Tomorrow I have the honour of walking my little girl down the aisle.
True, it is only because she still needs a helping hand to walk and because her mummy will be otherwise engaged as a bridesmaid, but it’s symbolic nonetheless. Eilidh is to be Flower Girl at Auntie Carol’s wedding and I couldn’t be more proud.
I remember being upset about a week after Eilidh was born. Completely out of the blue I was in tears thinking how my daughter, because of Down’s Syndrome, would never grow up, meet someone and get married. It hit me hard and the moment has stayed with me.
As I reflect on it with hindsight, I can see that it was a manifestation of all my fears and ignorance of what DS is and how I imagined it would limit Eilidh’s life. Unable to live in the moment, my mind went into fast-forward, thinking of all the things she wouldn’t be able to do.
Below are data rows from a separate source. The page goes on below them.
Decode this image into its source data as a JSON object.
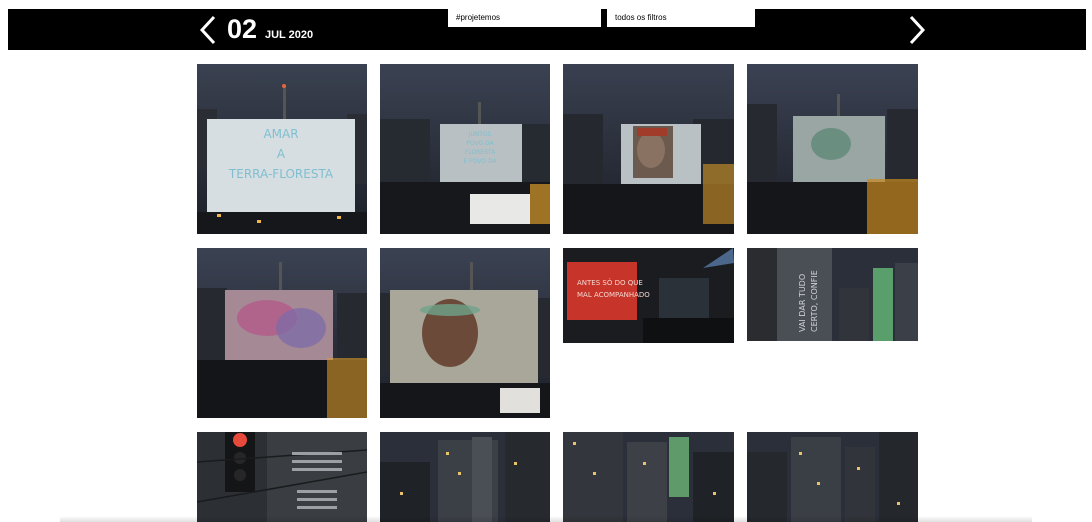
{
  "header": {
    "day": "02",
    "month_year": "JUL 2020",
    "prev_icon": "chevron-left-icon",
    "next_icon": "chevron-right-icon",
    "filters": [
      {
        "label": "#projetemos"
      },
      {
        "label": "todos os filtros"
      }
    ]
  },
  "photos": [
    {
      "caption_lines": [
        "AMAR",
        "A",
        "TERRA-FLORESTA"
      ]
    },
    {
      "caption_lines": [
        "JUNTOS",
        "POVO DA",
        "FLORESTA",
        "E POVO DA"
      ]
    },
    {
      "caption_lines": []
    },
    {
      "caption_lines": []
    },
    {
      "caption_lines": []
    },
    {
      "caption_lines": []
    },
    {
      "caption_lines": [
        "ANTES SÓ DO QUE",
        "MAL ACOMPANHADO"
      ]
    },
    {
      "caption_lines": [
        "VAI DAR TUDO",
        "CERTO, CONFIE"
      ]
    },
    {
      "caption_lines": []
    },
    {
      "caption_lines": []
    },
    {
      "caption_lines": []
    },
    {
      "caption_lines": []
    }
  ],
  "colors": {
    "bar": "#000000",
    "night_sky": "#2b2f3a",
    "projection": "#dfe6ea",
    "red_screen": "#c7352a"
  }
}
In a way I was wishing her life away – and at the same time feeling 30 years of future disappointment all at once as she failed to live up to a standard set of expectations. Expectations that I didn’t even really have, but that were made up by mind as it struggled to compute what was going on. By predicting the worst I was preparing and protecting myself from any future hurt.
I have never once in Rory’s six years thought about whether he will get married, be a doctor or have a family. I have savoured every moment of his short life and just try to guide him as best I can to be a good and decent young boy, without thinking much beyond the current moment. I haven’t been so fair with Eilidh.
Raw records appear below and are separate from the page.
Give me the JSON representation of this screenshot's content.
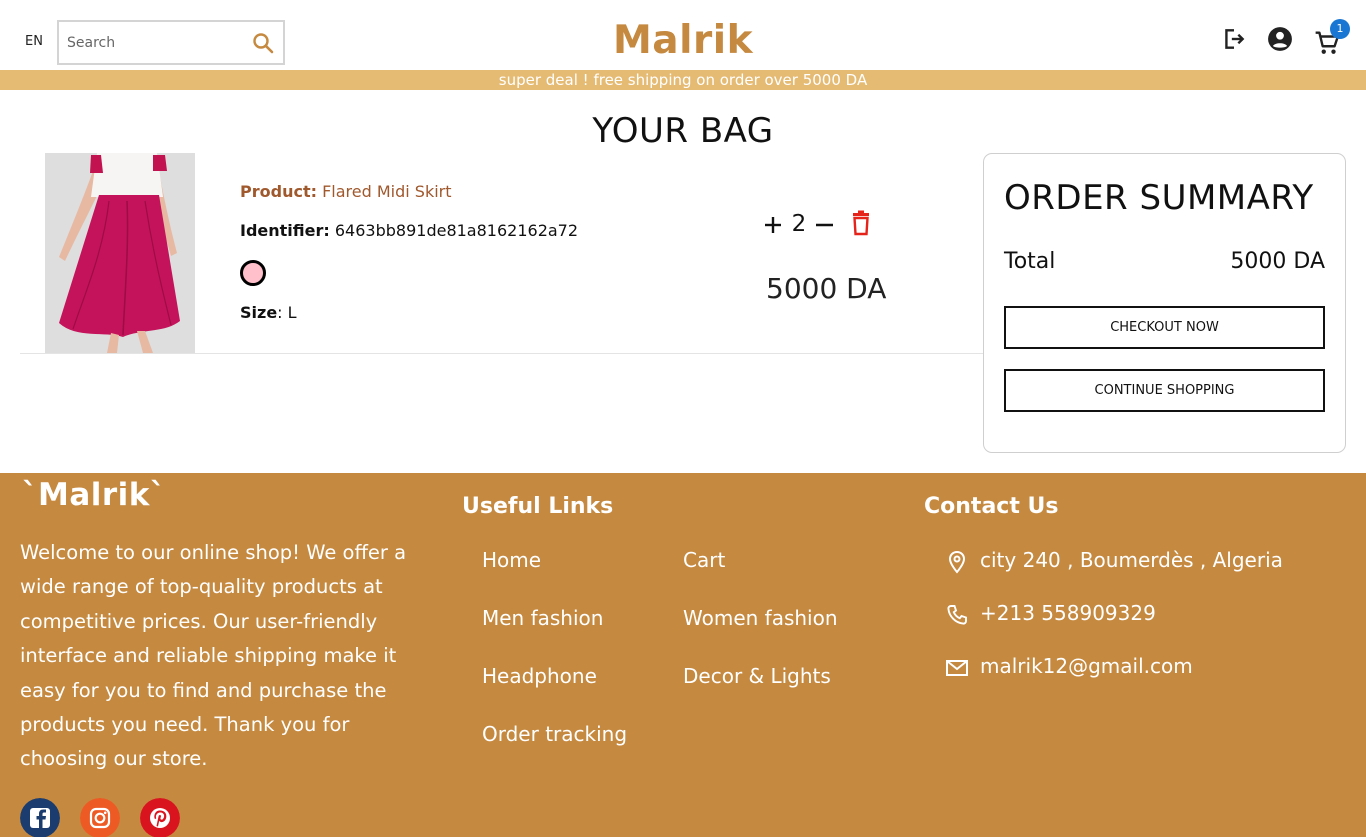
{
  "header": {
    "language": "EN",
    "search_placeholder": "Search",
    "brand": "Malrik",
    "cart_count": "1",
    "icons": [
      "search-icon",
      "logout-icon",
      "account-icon",
      "cart-icon"
    ]
  },
  "promo": "super deal ! free shipping on order over 5000 DA",
  "main": {
    "title": "YOUR BAG",
    "items": [
      {
        "product_label": "Product:",
        "product_name": "Flared Midi Skirt",
        "identifier_label": "Identifier:",
        "identifier": "6463bb891de81a8162162a72",
        "color": "#ffc0cb",
        "size_label": "Size",
        "size": "L",
        "quantity": "2",
        "price": "5000 DA"
      }
    ]
  },
  "summary": {
    "title": "ORDER SUMMARY",
    "total_label": "Total",
    "total_value": "5000 DA",
    "checkout_label": "CHECKOUT NOW",
    "continue_label": "CONTINUE SHOPPING"
  },
  "footer": {
    "brand": "`Malrik`",
    "description": "Welcome to our online shop! We offer a wide range of top-quality products at competitive prices. Our user-friendly interface and reliable shipping make it easy for you to find and purchase the products you need. Thank you for choosing our store.",
    "links_title": "Useful Links",
    "links": [
      "Home",
      "Cart",
      "Men fashion",
      "Women fashion",
      "Headphone",
      "Decor & Lights",
      "Order tracking"
    ],
    "contact_title": "Contact Us",
    "address": "city 240 , Boumerdès , Algeria",
    "phone": "+213 558909329",
    "email": "malrik12@gmail.com",
    "socials": [
      "facebook-icon",
      "instagram-icon",
      "pinterest-icon"
    ]
  },
  "colors": {
    "brand": "#c58940",
    "promo_bar": "#e5ba73",
    "product_name": "#a0582d",
    "delete": "#e5231b",
    "badge": "#1976d2"
  }
}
Eilidh has so far made a mockery of any limitation I have imagined for her. I know she will continue to prove me wrong and, three years in, I now don’t really concern myself with such worries. What will be will be and I try to enjoy every moment with her (even when she is refusing to go to sleep).
Besides, and much more importantly, I’ve got a first dance with my favourite little girl to look forward to tomorrow night.
29th July 2016